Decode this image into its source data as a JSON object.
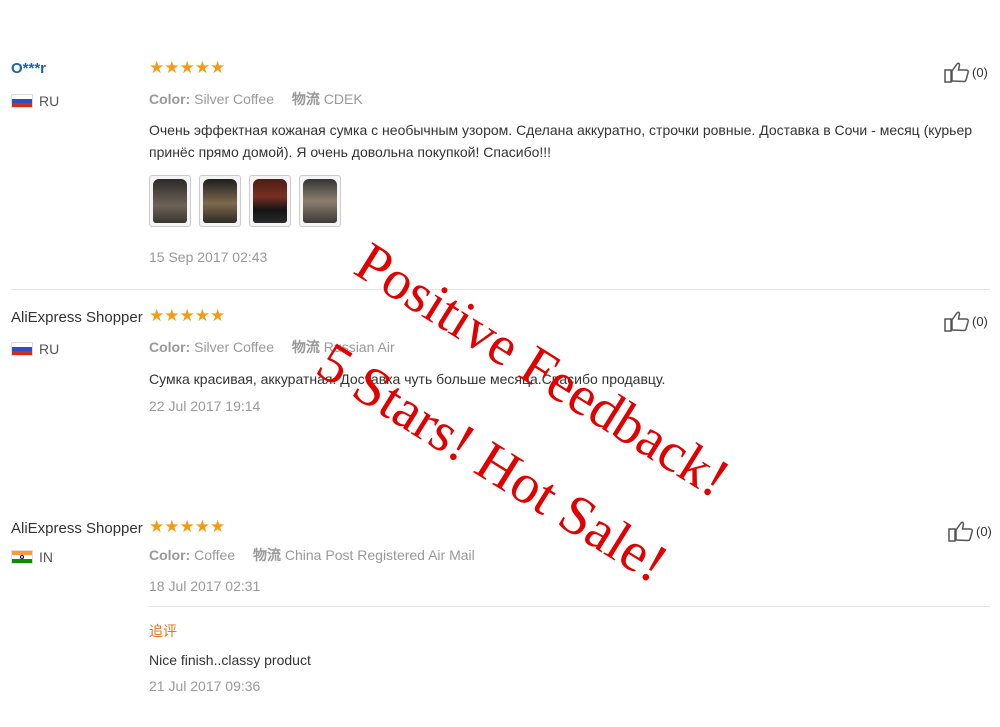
{
  "reviews": [
    {
      "user": "O***r",
      "country": "RU",
      "stars": "★★★★★",
      "color_label": "Color:",
      "color_value": "Silver Coffee",
      "shipping_label": "物流",
      "shipping_value": "CDEK",
      "text": "Очень эффектная кожаная сумка с необычным узором. Сделана аккуратно, строчки ровные. Доставка в Сочи - месяц (курьер принёс прямо домой). Я очень довольна покупкой! Спасибо!!!",
      "date": "15 Sep 2017 02:43",
      "helpful_count": "(0)"
    },
    {
      "user": "AliExpress Shopper",
      "country": "RU",
      "stars": "★★★★★",
      "color_label": "Color:",
      "color_value": "Silver Coffee",
      "shipping_label": "物流",
      "shipping_value": "Russian Air",
      "text": "Сумка красивая, аккуратная. Доставка чуть больше месяца.Спасибо продавцу.",
      "date": "22 Jul 2017 19:14",
      "helpful_count": "(0)"
    },
    {
      "user": "AliExpress Shopper",
      "country": "IN",
      "stars": "★★★★★",
      "color_label": "Color:",
      "color_value": "Coffee",
      "shipping_label": "物流",
      "shipping_value": "China Post Registered Air Mail",
      "date": "18 Jul 2017 02:31",
      "helpful_count": "(0)",
      "followup_label": "追评",
      "followup_text": "Nice finish..classy product",
      "followup_date": "21 Jul 2017 09:36"
    }
  ],
  "watermark": {
    "line1": "Positive Feedback!",
    "line2": "5 Stars! Hot Sale!"
  },
  "colors": {
    "star": "#f39c12",
    "watermark": "#e00000",
    "user_link": "#1a5fb4",
    "followup_label": "#e8751a"
  },
  "icons": [
    "thumbs-up-icon",
    "flag-ru-icon",
    "flag-in-icon",
    "star-icon"
  ]
}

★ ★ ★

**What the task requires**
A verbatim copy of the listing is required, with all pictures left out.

**Task result**
Decode this image into its source data as a JSON object.
{
  "reviews": [
    {
      "user": "O***r",
      "country": "RU",
      "stars": "★★★★★",
      "color_label": "Color:",
      "color_value": "Silver Coffee",
      "shipping_label": "物流",
      "shipping_value": "CDEK",
      "text": "Очень эффектная кожаная сумка с необычным узором. Сделана аккуратно, строчки ровные. Доставка в Сочи - месяц (курьер принёс прямо домой). Я очень довольна покупкой! Спасибо!!!",
      "date": "15 Sep 2017 02:43",
      "helpful_count": "(0)"
    },
    {
      "user": "AliExpress Shopper",
      "country": "RU",
      "stars": "★★★★★",
      "color_label": "Color:",
      "color_value": "Silver Coffee",
      "shipping_label": "物流",
      "shipping_value": "Russian Air",
      "text": "Сумка красивая, аккуратная. Доставка чуть больше месяца.Спасибо продавцу.",
      "date": "22 Jul 2017 19:14",
      "helpful_count": "(0)"
    },
    {
      "user": "AliExpress Shopper",
      "country": "IN",
      "stars": "★★★★★",
      "color_label": "Color:",
      "color_value": "Coffee",
      "shipping_label": "物流",
      "shipping_value": "China Post Registered Air Mail",
      "date": "18 Jul 2017 02:31",
      "helpful_count": "(0)",
      "followup_label": "追评",
      "followup_text": "Nice finish..classy product",
      "followup_date": "21 Jul 2017 09:36"
    }
  ],
  "watermark": {
    "line1": "Positive Feedback!",
    "line2": "5 Stars! Hot Sale!"
  },
  "colors": {
    "star": "#f39c12",
    "watermark": "#e00000",
    "user_link": "#1a5fb4",
    "followup_label": "#e8751a"
  },
  "icons": [
    "thumbs-up-icon",
    "flag-ru-icon",
    "flag-in-icon",
    "star-icon"
  ]
}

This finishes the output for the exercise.